··· Extracted data

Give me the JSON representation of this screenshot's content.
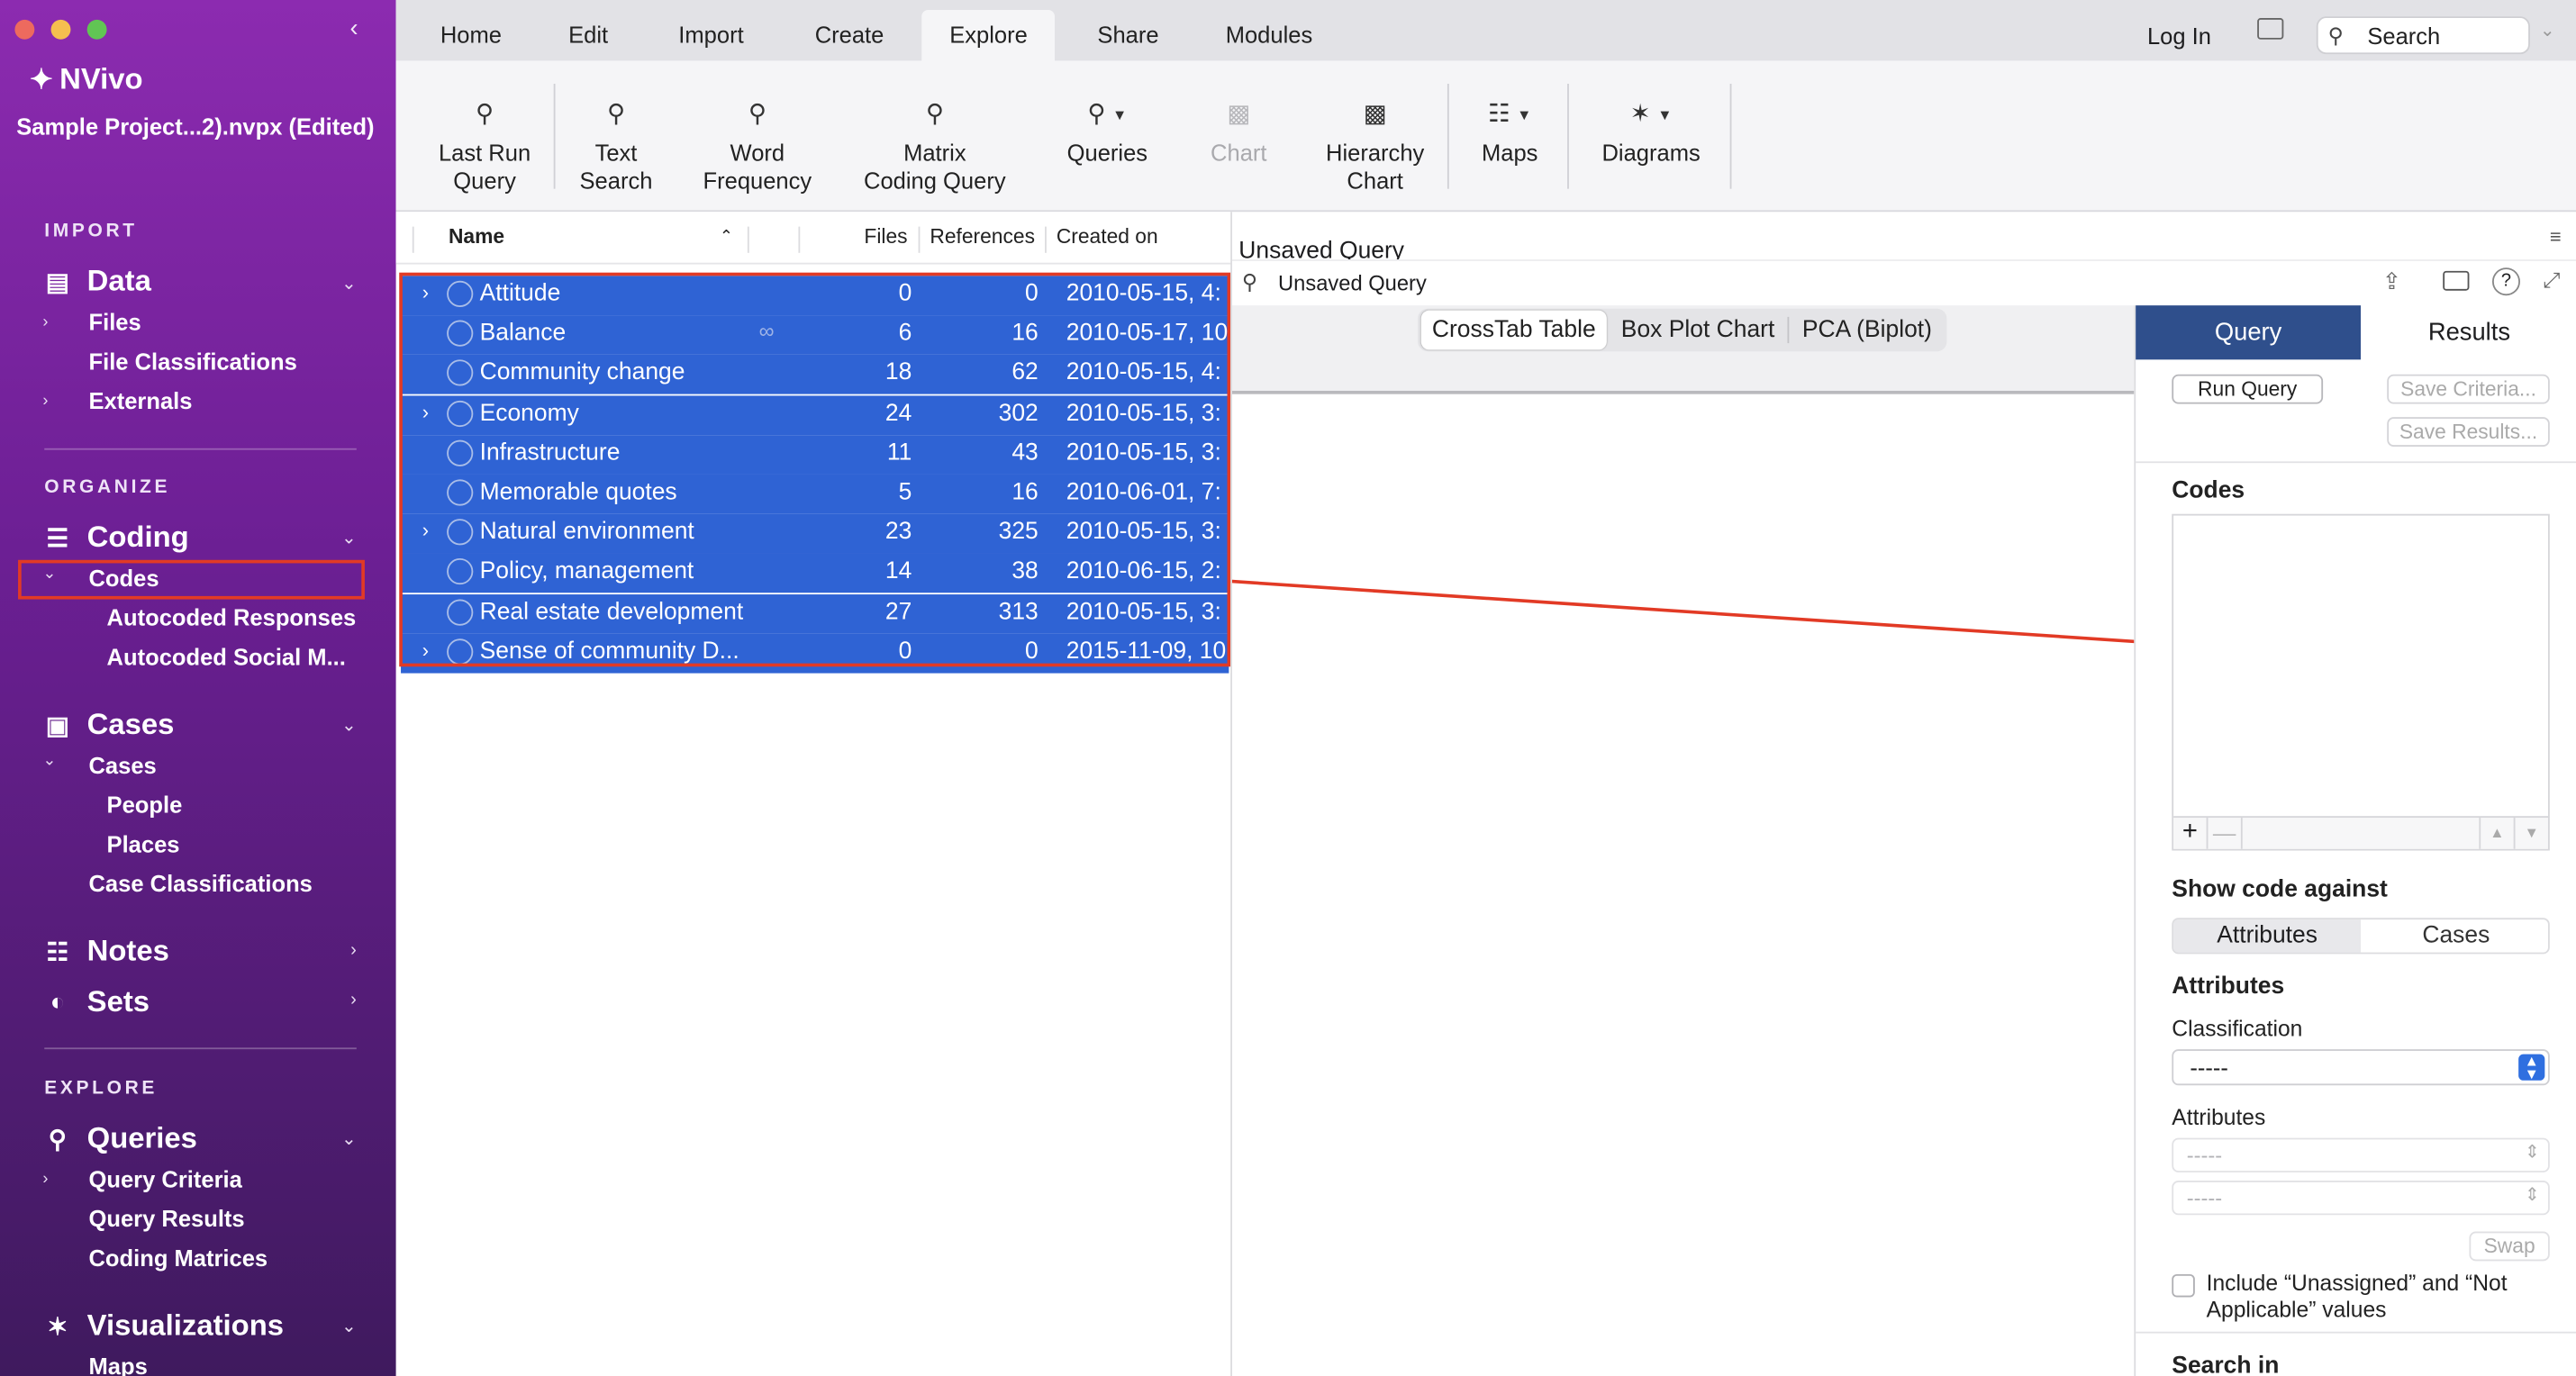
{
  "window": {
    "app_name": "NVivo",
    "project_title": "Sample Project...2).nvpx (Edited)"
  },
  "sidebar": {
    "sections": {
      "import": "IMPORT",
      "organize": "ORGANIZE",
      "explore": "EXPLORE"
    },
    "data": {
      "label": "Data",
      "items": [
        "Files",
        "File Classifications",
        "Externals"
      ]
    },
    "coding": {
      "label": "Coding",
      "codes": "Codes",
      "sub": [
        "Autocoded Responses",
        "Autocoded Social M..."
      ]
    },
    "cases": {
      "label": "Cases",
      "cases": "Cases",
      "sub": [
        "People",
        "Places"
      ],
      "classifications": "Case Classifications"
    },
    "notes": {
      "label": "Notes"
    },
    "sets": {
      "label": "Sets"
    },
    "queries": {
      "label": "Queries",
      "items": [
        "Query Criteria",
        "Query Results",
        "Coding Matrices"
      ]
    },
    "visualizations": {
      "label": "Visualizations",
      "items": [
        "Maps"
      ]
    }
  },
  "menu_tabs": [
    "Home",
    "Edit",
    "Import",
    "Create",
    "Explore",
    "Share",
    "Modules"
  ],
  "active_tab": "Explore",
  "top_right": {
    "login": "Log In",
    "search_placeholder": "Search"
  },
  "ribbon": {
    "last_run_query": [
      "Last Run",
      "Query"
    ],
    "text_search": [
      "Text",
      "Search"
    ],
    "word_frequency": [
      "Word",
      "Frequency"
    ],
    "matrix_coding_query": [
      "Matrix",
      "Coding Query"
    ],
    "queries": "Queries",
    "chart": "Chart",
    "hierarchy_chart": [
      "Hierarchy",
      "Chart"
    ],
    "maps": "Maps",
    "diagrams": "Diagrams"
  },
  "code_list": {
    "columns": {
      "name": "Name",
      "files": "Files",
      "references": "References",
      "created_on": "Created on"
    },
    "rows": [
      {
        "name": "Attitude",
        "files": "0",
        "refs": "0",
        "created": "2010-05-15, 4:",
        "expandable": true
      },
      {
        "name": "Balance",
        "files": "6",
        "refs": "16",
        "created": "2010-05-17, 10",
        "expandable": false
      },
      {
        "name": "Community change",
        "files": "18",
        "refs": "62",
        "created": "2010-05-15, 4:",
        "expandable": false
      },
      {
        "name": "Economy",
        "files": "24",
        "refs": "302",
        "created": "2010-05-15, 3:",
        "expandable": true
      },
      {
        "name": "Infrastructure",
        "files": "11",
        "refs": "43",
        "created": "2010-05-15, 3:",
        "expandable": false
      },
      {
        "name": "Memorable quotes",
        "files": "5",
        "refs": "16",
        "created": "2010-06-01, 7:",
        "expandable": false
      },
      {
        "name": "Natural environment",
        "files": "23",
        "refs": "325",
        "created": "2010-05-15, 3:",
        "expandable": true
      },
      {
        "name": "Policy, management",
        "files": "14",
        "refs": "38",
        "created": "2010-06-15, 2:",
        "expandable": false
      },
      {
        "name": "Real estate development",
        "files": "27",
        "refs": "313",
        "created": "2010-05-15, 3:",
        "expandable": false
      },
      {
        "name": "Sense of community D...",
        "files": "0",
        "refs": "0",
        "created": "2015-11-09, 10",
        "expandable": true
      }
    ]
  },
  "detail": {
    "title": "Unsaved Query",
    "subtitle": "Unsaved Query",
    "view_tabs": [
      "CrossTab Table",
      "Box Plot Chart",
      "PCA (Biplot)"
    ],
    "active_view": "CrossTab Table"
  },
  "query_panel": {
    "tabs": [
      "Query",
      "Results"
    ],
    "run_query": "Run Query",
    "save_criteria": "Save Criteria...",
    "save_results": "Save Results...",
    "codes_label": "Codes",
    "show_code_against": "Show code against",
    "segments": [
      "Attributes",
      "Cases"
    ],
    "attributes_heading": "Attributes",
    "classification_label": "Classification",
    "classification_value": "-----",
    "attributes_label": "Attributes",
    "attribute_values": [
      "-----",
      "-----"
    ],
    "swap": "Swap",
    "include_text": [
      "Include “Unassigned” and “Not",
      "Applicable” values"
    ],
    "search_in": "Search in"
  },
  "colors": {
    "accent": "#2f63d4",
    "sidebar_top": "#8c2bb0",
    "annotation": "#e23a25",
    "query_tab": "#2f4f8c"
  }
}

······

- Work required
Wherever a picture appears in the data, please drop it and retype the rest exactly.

- Exercise result
Give me the JSON representation of this screenshot's content.
{
  "window": {
    "app_name": "NVivo",
    "project_title": "Sample Project...2).nvpx (Edited)"
  },
  "sidebar": {
    "sections": {
      "import": "IMPORT",
      "organize": "ORGANIZE",
      "explore": "EXPLORE"
    },
    "data": {
      "label": "Data",
      "items": [
        "Files",
        "File Classifications",
        "Externals"
      ]
    },
    "coding": {
      "label": "Coding",
      "codes": "Codes",
      "sub": [
        "Autocoded Responses",
        "Autocoded Social M..."
      ]
    },
    "cases": {
      "label": "Cases",
      "cases": "Cases",
      "sub": [
        "People",
        "Places"
      ],
      "classifications": "Case Classifications"
    },
    "notes": {
      "label": "Notes"
    },
    "sets": {
      "label": "Sets"
    },
    "queries": {
      "label": "Queries",
      "items": [
        "Query Criteria",
        "Query Results",
        "Coding Matrices"
      ]
    },
    "visualizations": {
      "label": "Visualizations",
      "items": [
        "Maps"
      ]
    }
  },
  "menu_tabs": [
    "Home",
    "Edit",
    "Import",
    "Create",
    "Explore",
    "Share",
    "Modules"
  ],
  "active_tab": "Explore",
  "top_right": {
    "login": "Log In",
    "search_placeholder": "Search"
  },
  "ribbon": {
    "last_run_query": [
      "Last Run",
      "Query"
    ],
    "text_search": [
      "Text",
      "Search"
    ],
    "word_frequency": [
      "Word",
      "Frequency"
    ],
    "matrix_coding_query": [
      "Matrix",
      "Coding Query"
    ],
    "queries": "Queries",
    "chart": "Chart",
    "hierarchy_chart": [
      "Hierarchy",
      "Chart"
    ],
    "maps": "Maps",
    "diagrams": "Diagrams"
  },
  "code_list": {
    "columns": {
      "name": "Name",
      "files": "Files",
      "references": "References",
      "created_on": "Created on"
    },
    "rows": [
      {
        "name": "Attitude",
        "files": "0",
        "refs": "0",
        "created": "2010-05-15, 4:",
        "expandable": true
      },
      {
        "name": "Balance",
        "files": "6",
        "refs": "16",
        "created": "2010-05-17, 10",
        "expandable": false
      },
      {
        "name": "Community change",
        "files": "18",
        "refs": "62",
        "created": "2010-05-15, 4:",
        "expandable": false
      },
      {
        "name": "Economy",
        "files": "24",
        "refs": "302",
        "created": "2010-05-15, 3:",
        "expandable": true
      },
      {
        "name": "Infrastructure",
        "files": "11",
        "refs": "43",
        "created": "2010-05-15, 3:",
        "expandable": false
      },
      {
        "name": "Memorable quotes",
        "files": "5",
        "refs": "16",
        "created": "2010-06-01, 7:",
        "expandable": false
      },
      {
        "name": "Natural environment",
        "files": "23",
        "refs": "325",
        "created": "2010-05-15, 3:",
        "expandable": true
      },
      {
        "name": "Policy, management",
        "files": "14",
        "refs": "38",
        "created": "2010-06-15, 2:",
        "expandable": false
      },
      {
        "name": "Real estate development",
        "files": "27",
        "refs": "313",
        "created": "2010-05-15, 3:",
        "expandable": false
      },
      {
        "name": "Sense of community D...",
        "files": "0",
        "refs": "0",
        "created": "2015-11-09, 10",
        "expandable": true
      }
    ]
  },
  "detail": {
    "title": "Unsaved Query",
    "subtitle": "Unsaved Query",
    "view_tabs": [
      "CrossTab Table",
      "Box Plot Chart",
      "PCA (Biplot)"
    ],
    "active_view": "CrossTab Table"
  },
  "query_panel": {
    "tabs": [
      "Query",
      "Results"
    ],
    "run_query": "Run Query",
    "save_criteria": "Save Criteria...",
    "save_results": "Save Results...",
    "codes_label": "Codes",
    "show_code_against": "Show code against",
    "segments": [
      "Attributes",
      "Cases"
    ],
    "attributes_heading": "Attributes",
    "classification_label": "Classification",
    "classification_value": "-----",
    "attributes_label": "Attributes",
    "attribute_values": [
      "-----",
      "-----"
    ],
    "swap": "Swap",
    "include_text": [
      "Include “Unassigned” and “Not",
      "Applicable” values"
    ],
    "search_in": "Search in"
  },
  "colors": {
    "accent": "#2f63d4",
    "sidebar_top": "#8c2bb0",
    "annotation": "#e23a25",
    "query_tab": "#2f4f8c"
  }
}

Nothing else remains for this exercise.